- [TASK MATERIAL]:
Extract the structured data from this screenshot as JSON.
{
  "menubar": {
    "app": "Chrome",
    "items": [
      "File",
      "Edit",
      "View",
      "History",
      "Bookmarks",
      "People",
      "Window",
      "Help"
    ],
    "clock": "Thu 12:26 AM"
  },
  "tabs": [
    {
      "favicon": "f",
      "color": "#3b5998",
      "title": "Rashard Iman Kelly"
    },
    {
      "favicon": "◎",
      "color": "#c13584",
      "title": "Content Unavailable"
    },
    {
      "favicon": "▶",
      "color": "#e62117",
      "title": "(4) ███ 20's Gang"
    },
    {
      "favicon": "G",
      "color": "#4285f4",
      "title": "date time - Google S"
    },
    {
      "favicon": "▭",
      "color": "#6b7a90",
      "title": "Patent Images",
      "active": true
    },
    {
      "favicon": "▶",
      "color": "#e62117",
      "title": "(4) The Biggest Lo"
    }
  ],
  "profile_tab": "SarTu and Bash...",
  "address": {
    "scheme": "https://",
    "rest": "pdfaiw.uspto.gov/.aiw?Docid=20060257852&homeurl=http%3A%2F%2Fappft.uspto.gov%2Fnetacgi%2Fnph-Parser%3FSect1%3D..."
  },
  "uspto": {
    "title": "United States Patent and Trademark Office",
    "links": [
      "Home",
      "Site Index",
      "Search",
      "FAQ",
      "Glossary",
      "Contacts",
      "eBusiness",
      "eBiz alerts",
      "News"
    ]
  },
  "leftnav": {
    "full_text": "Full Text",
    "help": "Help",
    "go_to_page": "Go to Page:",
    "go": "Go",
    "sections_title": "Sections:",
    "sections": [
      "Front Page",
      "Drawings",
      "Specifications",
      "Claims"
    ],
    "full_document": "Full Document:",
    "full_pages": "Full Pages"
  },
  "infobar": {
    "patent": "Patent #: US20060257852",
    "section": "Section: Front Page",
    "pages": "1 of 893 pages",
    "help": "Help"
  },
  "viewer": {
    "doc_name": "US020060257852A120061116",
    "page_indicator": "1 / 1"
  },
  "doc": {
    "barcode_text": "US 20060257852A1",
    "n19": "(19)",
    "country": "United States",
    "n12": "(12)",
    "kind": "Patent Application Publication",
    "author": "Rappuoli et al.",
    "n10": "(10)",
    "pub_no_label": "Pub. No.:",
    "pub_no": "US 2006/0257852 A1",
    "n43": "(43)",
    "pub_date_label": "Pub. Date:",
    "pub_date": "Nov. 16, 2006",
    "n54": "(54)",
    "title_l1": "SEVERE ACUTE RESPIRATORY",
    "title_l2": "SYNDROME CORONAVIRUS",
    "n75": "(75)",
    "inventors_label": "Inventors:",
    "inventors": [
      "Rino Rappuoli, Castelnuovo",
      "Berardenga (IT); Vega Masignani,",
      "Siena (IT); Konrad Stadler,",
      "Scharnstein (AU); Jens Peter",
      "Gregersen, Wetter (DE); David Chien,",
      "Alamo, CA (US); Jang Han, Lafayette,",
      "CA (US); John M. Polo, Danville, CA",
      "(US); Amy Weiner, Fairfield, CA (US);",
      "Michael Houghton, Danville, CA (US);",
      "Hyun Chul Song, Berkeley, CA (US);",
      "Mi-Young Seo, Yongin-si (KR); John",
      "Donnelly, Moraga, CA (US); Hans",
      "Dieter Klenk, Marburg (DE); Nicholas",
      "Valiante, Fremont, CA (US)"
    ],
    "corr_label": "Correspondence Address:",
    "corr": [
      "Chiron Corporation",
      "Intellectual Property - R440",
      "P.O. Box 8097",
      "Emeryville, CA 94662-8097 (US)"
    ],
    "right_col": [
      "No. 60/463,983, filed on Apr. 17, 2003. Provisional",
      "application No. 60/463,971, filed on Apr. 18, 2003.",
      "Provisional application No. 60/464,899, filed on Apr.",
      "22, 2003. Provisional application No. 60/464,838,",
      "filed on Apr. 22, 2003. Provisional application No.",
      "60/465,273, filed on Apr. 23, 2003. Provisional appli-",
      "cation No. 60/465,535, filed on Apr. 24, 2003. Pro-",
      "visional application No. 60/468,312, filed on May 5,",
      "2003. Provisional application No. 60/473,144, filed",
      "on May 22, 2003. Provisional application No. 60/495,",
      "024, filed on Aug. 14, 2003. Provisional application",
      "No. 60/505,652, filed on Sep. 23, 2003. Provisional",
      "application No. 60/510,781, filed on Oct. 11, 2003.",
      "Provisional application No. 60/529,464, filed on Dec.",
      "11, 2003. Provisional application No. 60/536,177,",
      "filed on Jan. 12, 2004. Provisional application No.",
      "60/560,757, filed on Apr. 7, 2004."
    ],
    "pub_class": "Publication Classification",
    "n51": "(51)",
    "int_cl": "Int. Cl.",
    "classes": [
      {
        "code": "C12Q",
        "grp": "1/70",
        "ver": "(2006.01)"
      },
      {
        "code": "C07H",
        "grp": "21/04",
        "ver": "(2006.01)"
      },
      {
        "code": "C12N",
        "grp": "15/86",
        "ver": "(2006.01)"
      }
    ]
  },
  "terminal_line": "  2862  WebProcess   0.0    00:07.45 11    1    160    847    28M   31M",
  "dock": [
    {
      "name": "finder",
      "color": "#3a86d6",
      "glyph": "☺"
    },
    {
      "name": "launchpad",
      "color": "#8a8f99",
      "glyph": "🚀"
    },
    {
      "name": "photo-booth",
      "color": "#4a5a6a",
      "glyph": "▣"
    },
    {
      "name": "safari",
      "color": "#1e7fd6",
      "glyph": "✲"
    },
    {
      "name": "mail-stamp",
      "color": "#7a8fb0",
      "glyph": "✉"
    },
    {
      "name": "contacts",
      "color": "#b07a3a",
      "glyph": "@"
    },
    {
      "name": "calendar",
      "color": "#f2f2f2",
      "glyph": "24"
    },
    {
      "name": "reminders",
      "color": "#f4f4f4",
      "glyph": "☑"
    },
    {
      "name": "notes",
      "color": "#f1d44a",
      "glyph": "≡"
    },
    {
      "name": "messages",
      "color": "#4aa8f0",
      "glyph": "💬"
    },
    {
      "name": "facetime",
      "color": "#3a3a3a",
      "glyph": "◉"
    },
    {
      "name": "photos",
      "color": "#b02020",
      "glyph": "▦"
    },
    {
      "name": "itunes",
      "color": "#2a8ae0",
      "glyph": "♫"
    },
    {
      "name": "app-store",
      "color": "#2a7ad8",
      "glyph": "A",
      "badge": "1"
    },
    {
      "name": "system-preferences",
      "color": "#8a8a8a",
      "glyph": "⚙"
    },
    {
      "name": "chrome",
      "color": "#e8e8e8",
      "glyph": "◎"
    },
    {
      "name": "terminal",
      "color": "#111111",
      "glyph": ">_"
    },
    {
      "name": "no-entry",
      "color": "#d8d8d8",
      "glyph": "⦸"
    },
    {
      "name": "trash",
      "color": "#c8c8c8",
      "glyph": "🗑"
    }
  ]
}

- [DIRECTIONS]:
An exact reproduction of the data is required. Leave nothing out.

- [YOUR SOLUTION]:
Extract the structured data from this screenshot as JSON.
{
  "menubar": {
    "app": "Chrome",
    "items": [
      "File",
      "Edit",
      "View",
      "History",
      "Bookmarks",
      "People",
      "Window",
      "Help"
    ],
    "clock": "Thu 12:26 AM"
  },
  "tabs": [
    {
      "favicon": "f",
      "color": "#3b5998",
      "title": "Rashard Iman Kelly"
    },
    {
      "favicon": "◎",
      "color": "#c13584",
      "title": "Content Unavailable"
    },
    {
      "favicon": "▶",
      "color": "#e62117",
      "title": "(4) ███ 20's Gang"
    },
    {
      "favicon": "G",
      "color": "#4285f4",
      "title": "date time - Google S"
    },
    {
      "favicon": "▭",
      "color": "#6b7a90",
      "title": "Patent Images",
      "active": true
    },
    {
      "favicon": "▶",
      "color": "#e62117",
      "title": "(4) The Biggest Lo"
    }
  ],
  "profile_tab": "SarTu and Bash...",
  "address": {
    "scheme": "https://",
    "rest": "pdfaiw.uspto.gov/.aiw?Docid=20060257852&homeurl=http%3A%2F%2Fappft.uspto.gov%2Fnetacgi%2Fnph-Parser%3FSect1%3D..."
  },
  "uspto": {
    "title": "United States Patent and Trademark Office",
    "links": [
      "Home",
      "Site Index",
      "Search",
      "FAQ",
      "Glossary",
      "Contacts",
      "eBusiness",
      "eBiz alerts",
      "News"
    ]
  },
  "leftnav": {
    "full_text": "Full Text",
    "help": "Help",
    "go_to_page": "Go to Page:",
    "go": "Go",
    "sections_title": "Sections:",
    "sections": [
      "Front Page",
      "Drawings",
      "Specifications",
      "Claims"
    ],
    "full_document": "Full Document:",
    "full_pages": "Full Pages"
  },
  "infobar": {
    "patent": "Patent #: US20060257852",
    "section": "Section: Front Page",
    "pages": "1 of 893 pages",
    "help": "Help"
  },
  "viewer": {
    "doc_name": "US020060257852A120061116",
    "page_indicator": "1 / 1"
  },
  "doc": {
    "barcode_text": "US 20060257852A1",
    "n19": "(19)",
    "country": "United States",
    "n12": "(12)",
    "kind": "Patent Application Publication",
    "author": "Rappuoli et al.",
    "n10": "(10)",
    "pub_no_label": "Pub. No.:",
    "pub_no": "US 2006/0257852 A1",
    "n43": "(43)",
    "pub_date_label": "Pub. Date:",
    "pub_date": "Nov. 16, 2006",
    "n54": "(54)",
    "title_l1": "SEVERE ACUTE RESPIRATORY",
    "title_l2": "SYNDROME CORONAVIRUS",
    "n75": "(75)",
    "inventors_label": "Inventors:",
    "inventors": [
      "Rino Rappuoli, Castelnuovo",
      "Berardenga (IT); Vega Masignani,",
      "Siena (IT); Konrad Stadler,",
      "Scharnstein (AU); Jens Peter",
      "Gregersen, Wetter (DE); David Chien,",
      "Alamo, CA (US); Jang Han, Lafayette,",
      "CA (US); John M. Polo, Danville, CA",
      "(US); Amy Weiner, Fairfield, CA (US);",
      "Michael Houghton, Danville, CA (US);",
      "Hyun Chul Song, Berkeley, CA (US);",
      "Mi-Young Seo, Yongin-si (KR); John",
      "Donnelly, Moraga, CA (US); Hans",
      "Dieter Klenk, Marburg (DE); Nicholas",
      "Valiante, Fremont, CA (US)"
    ],
    "corr_label": "Correspondence Address:",
    "corr": [
      "Chiron Corporation",
      "Intellectual Property - R440",
      "P.O. Box 8097",
      "Emeryville, CA 94662-8097 (US)"
    ],
    "right_col": [
      "No. 60/463,983, filed on Apr. 17, 2003. Provisional",
      "application No. 60/463,971, filed on Apr. 18, 2003.",
      "Provisional application No. 60/464,899, filed on Apr.",
      "22, 2003. Provisional application No. 60/464,838,",
      "filed on Apr. 22, 2003. Provisional application No.",
      "60/465,273, filed on Apr. 23, 2003. Provisional appli-",
      "cation No. 60/465,535, filed on Apr. 24, 2003. Pro-",
      "visional application No. 60/468,312, filed on May 5,",
      "2003. Provisional application No. 60/473,144, filed",
      "on May 22, 2003. Provisional application No. 60/495,",
      "024, filed on Aug. 14, 2003. Provisional application",
      "No. 60/505,652, filed on Sep. 23, 2003. Provisional",
      "application No. 60/510,781, filed on Oct. 11, 2003.",
      "Provisional application No. 60/529,464, filed on Dec.",
      "11, 2003. Provisional application No. 60/536,177,",
      "filed on Jan. 12, 2004. Provisional application No.",
      "60/560,757, filed on Apr. 7, 2004."
    ],
    "pub_class": "Publication Classification",
    "n51": "(51)",
    "int_cl": "Int. Cl.",
    "classes": [
      {
        "code": "C12Q",
        "grp": "1/70",
        "ver": "(2006.01)"
      },
      {
        "code": "C07H",
        "grp": "21/04",
        "ver": "(2006.01)"
      },
      {
        "code": "C12N",
        "grp": "15/86",
        "ver": "(2006.01)"
      }
    ]
  },
  "terminal_line": "  2862  WebProcess   0.0    00:07.45 11    1    160    847    28M   31M",
  "dock": [
    {
      "name": "finder",
      "color": "#3a86d6",
      "glyph": "☺"
    },
    {
      "name": "launchpad",
      "color": "#8a8f99",
      "glyph": "🚀"
    },
    {
      "name": "photo-booth",
      "color": "#4a5a6a",
      "glyph": "▣"
    },
    {
      "name": "safari",
      "color": "#1e7fd6",
      "glyph": "✲"
    },
    {
      "name": "mail-stamp",
      "color": "#7a8fb0",
      "glyph": "✉"
    },
    {
      "name": "contacts",
      "color": "#b07a3a",
      "glyph": "@"
    },
    {
      "name": "calendar",
      "color": "#f2f2f2",
      "glyph": "24"
    },
    {
      "name": "reminders",
      "color": "#f4f4f4",
      "glyph": "☑"
    },
    {
      "name": "notes",
      "color": "#f1d44a",
      "glyph": "≡"
    },
    {
      "name": "messages",
      "color": "#4aa8f0",
      "glyph": "💬"
    },
    {
      "name": "facetime",
      "color": "#3a3a3a",
      "glyph": "◉"
    },
    {
      "name": "photos",
      "color": "#b02020",
      "glyph": "▦"
    },
    {
      "name": "itunes",
      "color": "#2a8ae0",
      "glyph": "♫"
    },
    {
      "name": "app-store",
      "color": "#2a7ad8",
      "glyph": "A",
      "badge": "1"
    },
    {
      "name": "system-preferences",
      "color": "#8a8a8a",
      "glyph": "⚙"
    },
    {
      "name": "chrome",
      "color": "#e8e8e8",
      "glyph": "◎"
    },
    {
      "name": "terminal",
      "color": "#111111",
      "glyph": ">_"
    },
    {
      "name": "no-entry",
      "color": "#d8d8d8",
      "glyph": "⦸"
    },
    {
      "name": "trash",
      "color": "#c8c8c8",
      "glyph": "🗑"
    }
  ]
}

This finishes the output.